[Interface dataset entries]
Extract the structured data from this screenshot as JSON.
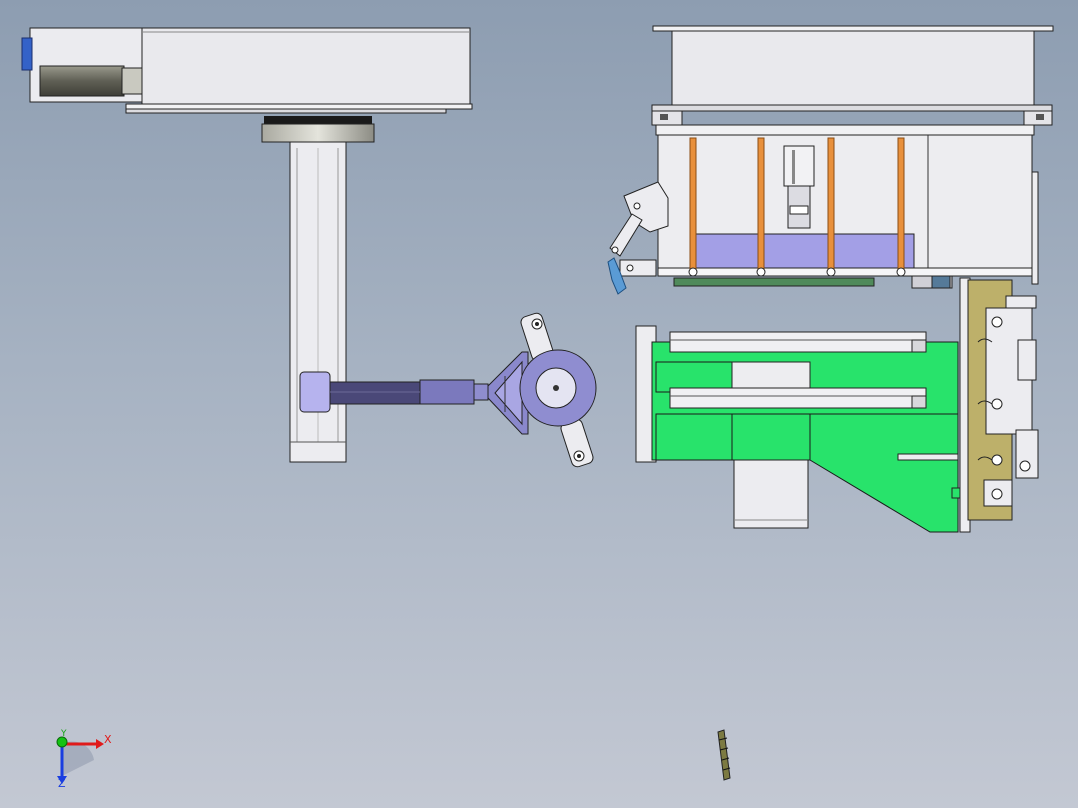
{
  "viewport": {
    "background_top": "#8d9db1",
    "background_bottom": "#c3c8d3"
  },
  "colors": {
    "panel": "#e6e6ea",
    "panel_edge": "#2a2a2a",
    "green_block": "#28e36b",
    "lavender": "#9e98df",
    "slate_arm": "#7a78b8",
    "orange_strap": "#e8903c",
    "olive_plate": "#bdb06a",
    "dark_green_strip": "#4f8a5a",
    "blue_clip": "#5a9bd5"
  },
  "triad": {
    "x_label": "X",
    "y_label": "Y",
    "z_label": "Z",
    "x_color": "#e01a1a",
    "y_color": "#13a313",
    "z_color": "#1a3ee0"
  }
}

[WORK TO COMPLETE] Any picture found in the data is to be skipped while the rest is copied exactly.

[PROBLEM SOLUTION]
Extract the structured data from this screenshot as JSON.
{
  "viewport": {
    "background_top": "#8d9db1",
    "background_bottom": "#c3c8d3"
  },
  "colors": {
    "panel": "#e6e6ea",
    "panel_edge": "#2a2a2a",
    "green_block": "#28e36b",
    "lavender": "#9e98df",
    "slate_arm": "#7a78b8",
    "orange_strap": "#e8903c",
    "olive_plate": "#bdb06a",
    "dark_green_strip": "#4f8a5a",
    "blue_clip": "#5a9bd5"
  },
  "triad": {
    "x_label": "X",
    "y_label": "Y",
    "z_label": "Z",
    "x_color": "#e01a1a",
    "y_color": "#13a313",
    "z_color": "#1a3ee0"
  }
}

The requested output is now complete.